This concept took a big step forward on Thursday with the announcement by Plaid Inc. of the provision of the pipelines for a service Square Inc. unveiled three weeks ago to enable businesses to receive payments on invoices through the automated clearinghouse network.
The new feature, which works with a 7-year-old service called Square Invoices, allows the San Francisco-based payments company to penetrate larger businesses than the smaller merchants that have long characterized its seller base. Square revealed earlier this month that merchants were at least doing $ 125,000 in annual volume accounted for 61% of its payment volume in the first quarter, up from 54% a year earlier.
A big selling point for Square businesses is that, with the Plaid network, they can receive ACH payments at a cost well below the card acceptance toll. “Through this partnership, Square is using a tokenized check system that uses Plaid to allow customers to securely connect their bank accounts for bank payments,” said a notice on the Plaid website released Thursday. “This verification option allows customers to quickly enter their bank login credentials to connect an account to activate payments.”
The Plaid service can verify account balances and provide a channel for the movement of funds, a capability that has helped Visa Inc.’s efforts to acquire the company. Visa withdrew its $ 5.3 billion offer for Plaid in January following a lawsuit filed by the US Department of Justice to terminate the deal on antitrust grounds.

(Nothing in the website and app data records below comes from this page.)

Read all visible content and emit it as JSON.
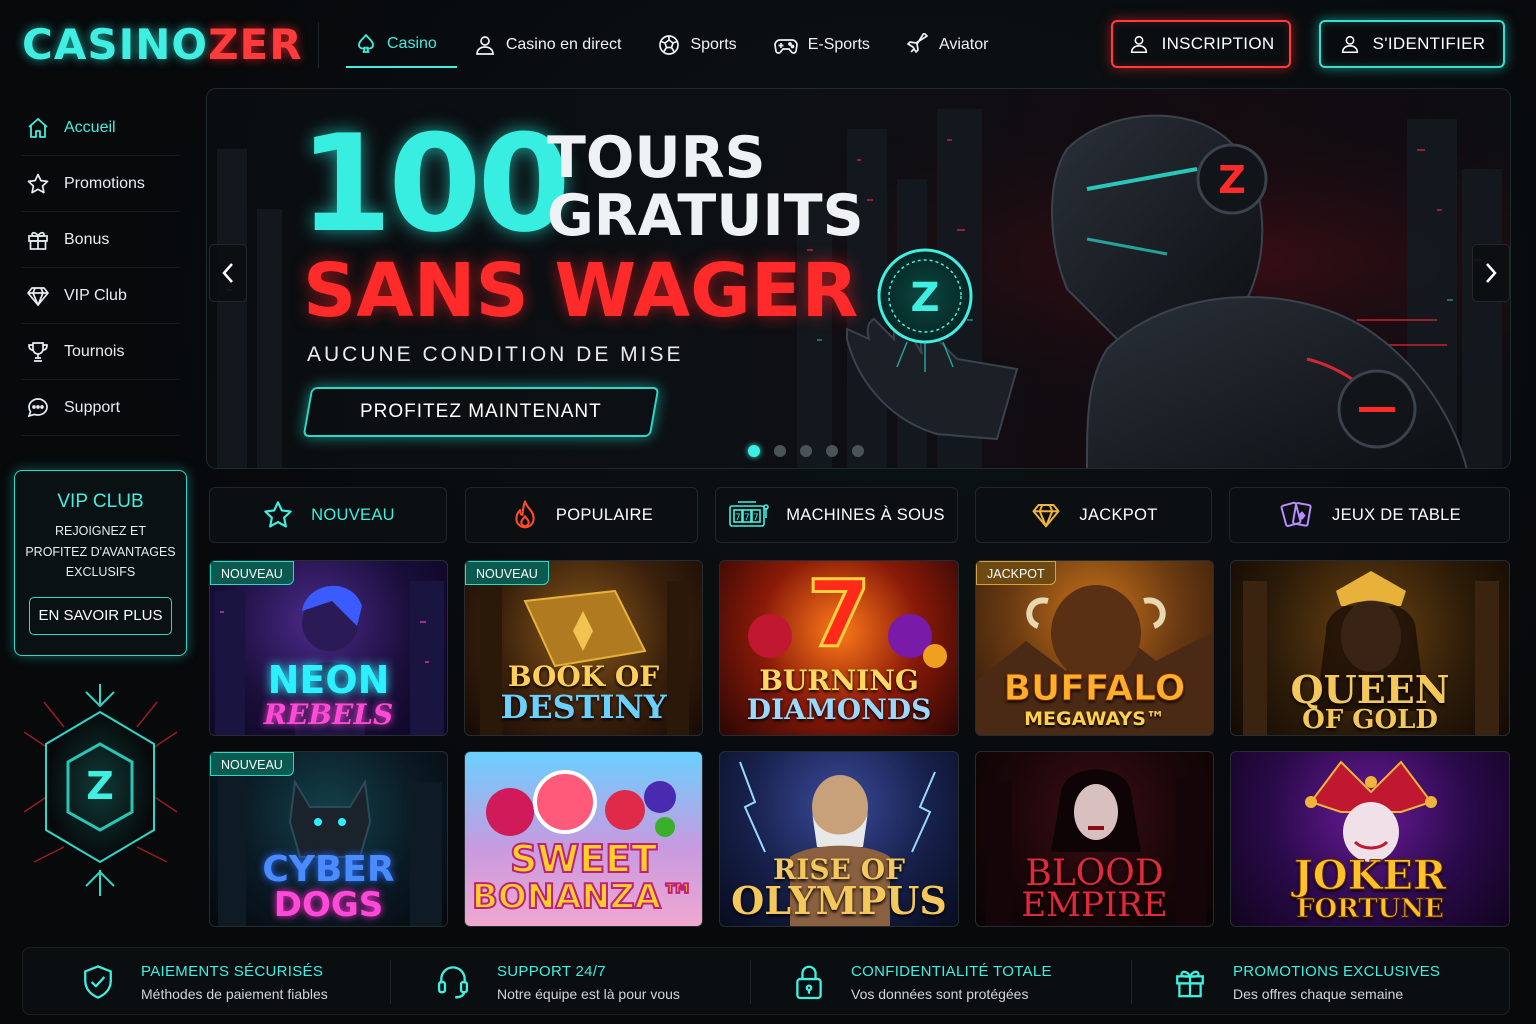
{
  "brand": {
    "logo_part1": "CASINO",
    "logo_part2": "ZER"
  },
  "nav": {
    "items": [
      {
        "label": "Casino",
        "icon": "spade-icon",
        "active": true
      },
      {
        "label": "Casino en direct",
        "icon": "user-icon"
      },
      {
        "label": "Sports",
        "icon": "soccer-ball-icon"
      },
      {
        "label": "E-Sports",
        "icon": "gamepad-icon"
      },
      {
        "label": "Aviator",
        "icon": "plane-icon"
      }
    ],
    "register_label": "INSCRIPTION",
    "login_label": "S'IDENTIFIER"
  },
  "sidebar": {
    "items": [
      {
        "label": "Accueil",
        "icon": "home-icon",
        "active": true
      },
      {
        "label": "Promotions",
        "icon": "star-icon"
      },
      {
        "label": "Bonus",
        "icon": "gift-icon"
      },
      {
        "label": "VIP Club",
        "icon": "diamond-icon"
      },
      {
        "label": "Tournois",
        "icon": "trophy-icon"
      },
      {
        "label": "Support",
        "icon": "chat-icon"
      }
    ],
    "vip_box": {
      "title": "VIP CLUB",
      "line1": "REJOIGNEZ ET",
      "line2": "PROFITEZ D'AVANTAGES",
      "line3": "EXCLUSIFS",
      "button": "EN SAVOIR PLUS"
    }
  },
  "hero": {
    "number": "100",
    "line1": "TOURS",
    "line2": "GRATUITS",
    "headline": "SANS WAGER",
    "subtitle": "AUCUNE CONDITION DE MISE",
    "cta": "PROFITEZ MAINTENANT",
    "slide_count": 5,
    "active_slide": 1,
    "coin_letter": "Z"
  },
  "categories": [
    {
      "label": "NOUVEAU",
      "icon": "star-icon"
    },
    {
      "label": "POPULAIRE",
      "icon": "flame-icon"
    },
    {
      "label": "MACHINES À SOUS",
      "icon": "slot-machine-icon"
    },
    {
      "label": "JACKPOT",
      "icon": "diamond-icon"
    },
    {
      "label": "JEUX DE TABLE",
      "icon": "cards-icon"
    }
  ],
  "games": [
    {
      "line1": "NEON",
      "line2": "REBELS",
      "tag": "NOUVEAU"
    },
    {
      "line1": "BOOK OF",
      "line2": "DESTINY",
      "tag": "NOUVEAU"
    },
    {
      "line1": "BURNING",
      "line2": "DIAMONDS",
      "badge": "7"
    },
    {
      "line1": "BUFFALO",
      "line2": "MEGAWAYS™",
      "tag": "JACKPOT"
    },
    {
      "line1": "QUEEN",
      "line2": "OF GOLD"
    },
    {
      "line1": "CYBER",
      "line2": "DOGS",
      "tag": "NOUVEAU"
    },
    {
      "line1": "SWEET",
      "line2": "BONANZA™"
    },
    {
      "line1": "RISE OF",
      "line2": "OLYMPUS"
    },
    {
      "line1": "BLOOD",
      "line2": "EMPIRE"
    },
    {
      "line1": "JOKER",
      "line2": "FORTUNE"
    }
  ],
  "footer": [
    {
      "title": "PAIEMENTS SÉCURISÉS",
      "text": "Méthodes de paiement fiables",
      "icon": "shield-check-icon"
    },
    {
      "title": "SUPPORT 24/7",
      "text": "Notre équipe est là pour vous",
      "icon": "headset-icon"
    },
    {
      "title": "CONFIDENTIALITÉ TOTALE",
      "text": "Vos données sont protégées",
      "icon": "lock-icon"
    },
    {
      "title": "PROMOTIONS EXCLUSIVES",
      "text": "Des offres chaque semaine",
      "icon": "gift-icon"
    }
  ],
  "colors": {
    "accent": "#3ff0e2",
    "danger": "#ff3b3b",
    "background": "#07090b"
  }
}
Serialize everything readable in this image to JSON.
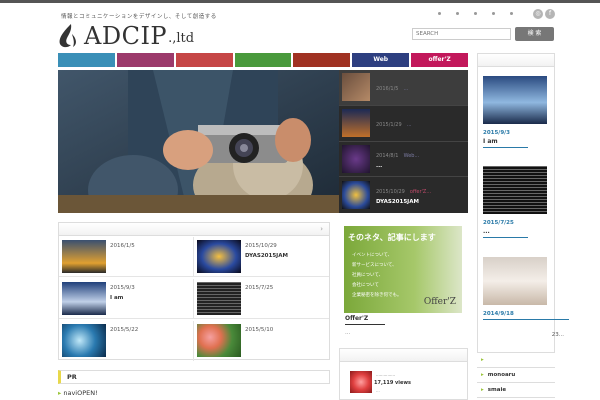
{
  "header": {
    "tagline": "情報とコミュニケーションをデザインし、そして創造する",
    "logo_main": "ADCIP",
    "logo_sub": ".,ltd",
    "search_placeholder": "SEARCH",
    "search_button": "検 索",
    "social": [
      {
        "icon": "rss-icon",
        "glyph": "◎"
      },
      {
        "icon": "facebook-icon",
        "glyph": "f"
      }
    ]
  },
  "nav": [
    {
      "label": "",
      "color": "#3a8fb7"
    },
    {
      "label": "",
      "color": "#9c3a6b"
    },
    {
      "label": "",
      "color": "#c64646"
    },
    {
      "label": "",
      "color": "#4a9a3c"
    },
    {
      "label": "",
      "color": "#a03222"
    },
    {
      "label": "Web",
      "color": "#2e3f80"
    },
    {
      "label": "offer'Z",
      "color": "#c2185b"
    }
  ],
  "slider": [
    {
      "date": "2016/1/5",
      "cat": "...",
      "title": "",
      "cat_pink": false
    },
    {
      "date": "2015/1/29",
      "cat": "...",
      "title": "",
      "cat_pink": false
    },
    {
      "date": "2014/8/1",
      "cat": "Web...",
      "title": "...",
      "cat_pink": false
    },
    {
      "date": "2015/10/29",
      "cat": "offer'Z...",
      "title": "DYAS2015JAM",
      "cat_pink": true
    }
  ],
  "grid": [
    {
      "date": "2016/1/5",
      "title": ""
    },
    {
      "date": "2015/10/29",
      "title": "DYAS2015JAM"
    },
    {
      "date": "2015/9/3",
      "title": "I am"
    },
    {
      "date": "2015/7/25",
      "title": ""
    },
    {
      "date": "2015/5/22",
      "title": ""
    },
    {
      "date": "2015/5/10",
      "title": ""
    }
  ],
  "offer": {
    "banner_heading": "そのネタ、記事にします",
    "banner_lines": [
      "イベントについて、",
      "新サービスについて、",
      "社員について、",
      "会社について",
      "企業秘密を除き何でも。"
    ],
    "banner_logo": "Offer'Z",
    "title": "Offer'Z",
    "excerpt": "..."
  },
  "popular": {
    "title": "...............",
    "views": "17,119 views",
    "extra": "..."
  },
  "sidebar": {
    "items": [
      {
        "date": "2015/9/3",
        "caption": "I am"
      },
      {
        "date": "2015/7/25",
        "caption": "..."
      },
      {
        "date": "2014/9/18",
        "caption": ""
      }
    ],
    "more": "23..."
  },
  "sidebar_list": [
    "",
    "monoaru",
    "smaie"
  ],
  "pr": {
    "title": "PR",
    "link": "naviOPEN!"
  },
  "box_arrow": "›"
}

The new service with Square “shows that Plaid is now starting to build a payment platform,” says Patricia Hewitt, director of PG Research and Advisory Services, a consulting firm based in Savannah, Georgia. At the same time, she adds, it shows how Square “builds the ecosystem for [businesses] can just live inside Square.
The type of validation service offered by Plaid and other San Francisco-based data aggregators may be particularly critical now with the growth of same-day ACH settlement and the introduction in March of a validation rule for the ACH network. . The rule, established by Nacha, the governing body of the ACH, requires transactions initiated online or through a mobile device to be verified to ensure that the original account is genuine and active.
For the entire ACH network, transactions processed on the same day they were initiated total 141.1 million in the first quarter, up 88% from 75 million in the March quarter of last year, the latest period before the start of the coronavirus pandemic in the United States. The dollar value of ACH on the same day climbed 133% to $ 187.6 billion, according to Nacha.